Sitting at 11,200 feet beneath an amphitheater wall of 14,000-foot mountains, this bucket list destination attracts upwards of 5,000 hikers and mountaineers in a season. The steep spires, coated in snow through much of the summer, are nothing short of postcard material. For peak-baggers, this is one excursion not to miss: Mt. Eolus, Sunlight Peak, North Eolus, and Windom Peak rise easily above 14,000 feet and can be achieved in a four- or five-day trip.
In other words, taking the train to Chicago Basin is a must-do for any Durango-area adventurer. And, as the summer crowds wind down a bit, now is an ideal time to start planning a trip.

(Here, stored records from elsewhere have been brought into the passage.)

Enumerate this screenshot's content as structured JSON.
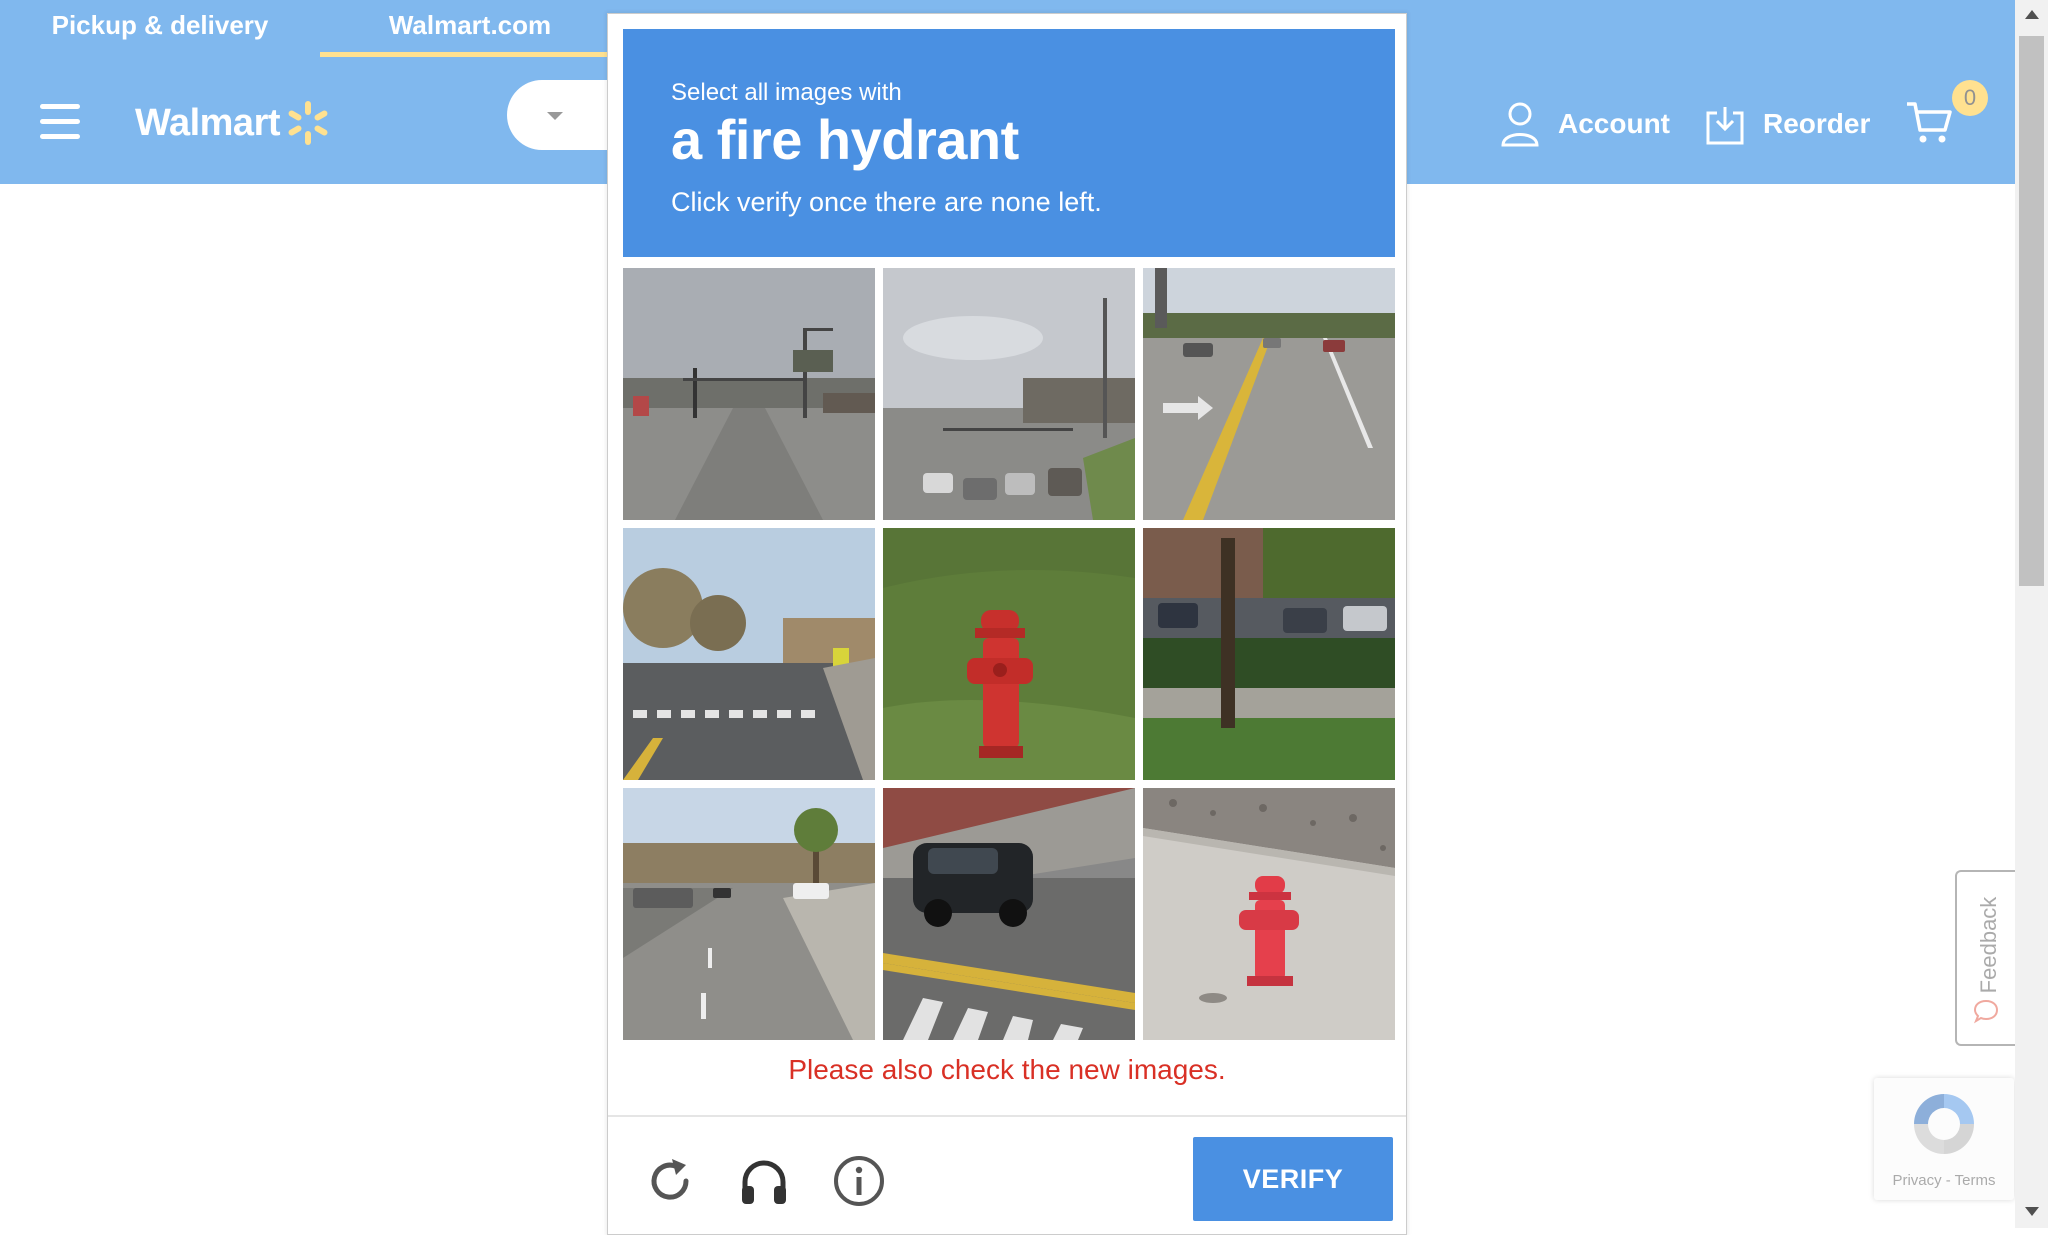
{
  "site": {
    "tabs": [
      "Pickup & delivery",
      "Walmart.com"
    ],
    "logo_text": "Walmart",
    "account_label": "Account",
    "reorder_label": "Reorder",
    "cart_count": "0",
    "feedback_label": "Feedback",
    "recaptcha_links": "Privacy - Terms",
    "brand_color": "#0071dc",
    "accent_color": "#ffc220"
  },
  "captcha": {
    "prompt_small": "Select all images with",
    "prompt_target": "a fire hydrant",
    "prompt_instruction": "Click verify once there are none left.",
    "error_message": "Please also check the new images.",
    "verify_label": "VERIFY",
    "header_color": "#4a90e2",
    "error_color": "#d93025",
    "tiles": [
      {
        "scene": "street-intersection-traffic-lights"
      },
      {
        "scene": "highway-traffic-cars"
      },
      {
        "scene": "highway-road-lanes"
      },
      {
        "scene": "street-crosswalk-trees"
      },
      {
        "scene": "fire-hydrant-on-grass"
      },
      {
        "scene": "tree-parking-lot-hedge"
      },
      {
        "scene": "wide-street-palm-trees"
      },
      {
        "scene": "car-on-road-markings"
      },
      {
        "scene": "fire-hydrant-on-sidewalk"
      }
    ],
    "tools": [
      "reload-icon",
      "headphones-icon",
      "info-icon"
    ]
  }
}
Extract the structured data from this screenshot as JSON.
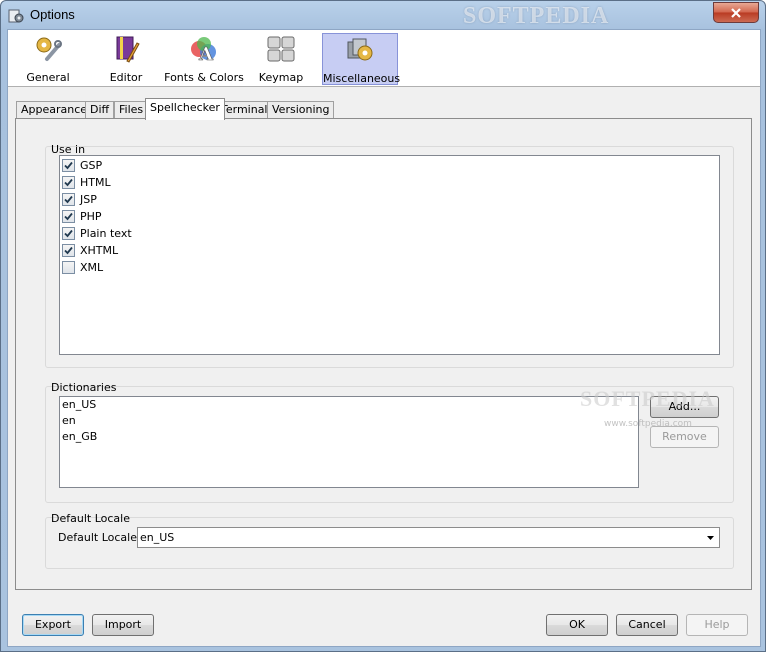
{
  "window": {
    "title": "Options",
    "watermark": "SOFTPEDIA"
  },
  "categories": [
    {
      "label": "General",
      "icon": "wrench-gear-icon",
      "selected": false
    },
    {
      "label": "Editor",
      "icon": "book-pencil-icon",
      "selected": false
    },
    {
      "label": "Fonts & Colors",
      "icon": "font-palette-icon",
      "selected": false
    },
    {
      "label": "Keymap",
      "icon": "keyboard-keys-icon",
      "selected": false
    },
    {
      "label": "Miscellaneous",
      "icon": "misc-gear-icon",
      "selected": true
    }
  ],
  "tabs": [
    {
      "label": "Appearance",
      "active": false
    },
    {
      "label": "Diff",
      "active": false
    },
    {
      "label": "Files",
      "active": false
    },
    {
      "label": "Spellchecker",
      "active": true
    },
    {
      "label": "Terminal",
      "active": false
    },
    {
      "label": "Versioning",
      "active": false
    }
  ],
  "use_in": {
    "label": "Use in",
    "items": [
      {
        "label": "GSP",
        "checked": true
      },
      {
        "label": "HTML",
        "checked": true
      },
      {
        "label": "JSP",
        "checked": true
      },
      {
        "label": "PHP",
        "checked": true
      },
      {
        "label": "Plain text",
        "checked": true
      },
      {
        "label": "XHTML",
        "checked": true
      },
      {
        "label": "XML",
        "checked": false
      }
    ]
  },
  "dictionaries": {
    "label": "Dictionaries",
    "items": [
      "en_US",
      "en",
      "en_GB"
    ],
    "add_label": "Add...",
    "remove_label": "Remove"
  },
  "locale": {
    "section_label": "Default Locale",
    "field_label": "Default Locale:",
    "value": "en_US"
  },
  "footer": {
    "export_label": "Export",
    "import_label": "Import",
    "ok_label": "OK",
    "cancel_label": "Cancel",
    "help_label": "Help"
  },
  "softpedia_watermark": {
    "text": "SOFTPEDIA",
    "url": "www.softpedia.com"
  }
}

Some three hours after leaving Durango, the train stops near the Needle Creek trailhead. Backpacks, ice tools, and helmets are tossed from the coal car and hikers hurriedly dig through the pile to find their gear. The conductor waves goodbye and the wheel cranks slowly pump up and down, gaining speed, pushing the locomotive forward. It blows its horn, a deafening noise in the wilderness, and it’s gone. The six-mile hike into Chicago Basin is a steady, relentless uphill trudge. Following the cascading whitewater of Needle Creek, the trail leads hikers deeper and deeper into the Weminuche. For most, it takes four to five hours to reach the basin, putting you there around supper time. With upwards of 75 campers in the basin on a peak weekend, it can be a race against the other hikers to find a campsite for the night.
Chicago Basin is an unusually populous area within the Weminuche Wilderness, in large part because of the train access and cluster of climbs in the area. With so many other campers, it feels less like camping in the backcountry and more like a state park. Even the lanky, white mountain goats live here in mass. Strolling into your campsite in search of salt (generally found in your urine), the goats make no beans about following you to the bathroom. Because of the population density, the forest service passes out human waste bags to pack everything out. As the sun sinks, snow glistens atop the surrounding 14ers. Though Windom, the least difficult of the four peaks, is rated a Class II climb, most climbers have been using ice tools and crampons, even in July, thanks to an unusually wet summer that has left a thick coat of snow and ice in the San Juans. The other climbs range from Class III to IV.
Most hikers opt for a true alpine start — as early as 1 am — to tackle the surrounding 14ers. However, for a more relaxed excursion, you can access a multitude of trails within the Weminuche, a 500,000-acre wilderness area you could spend a lifetime exploring. From Chicago Basin, you can hike over Columbine Pass to the Vallecito Campground, a popular 3-4 day trip.
If you want a quintessential Durango experience, try ticking Chicago Basin off your list — as well as a few 14ers while you're there. Be sure to book your train ticket well in advance and plan on enjoying a well-deserved pint on the ride back to Durango.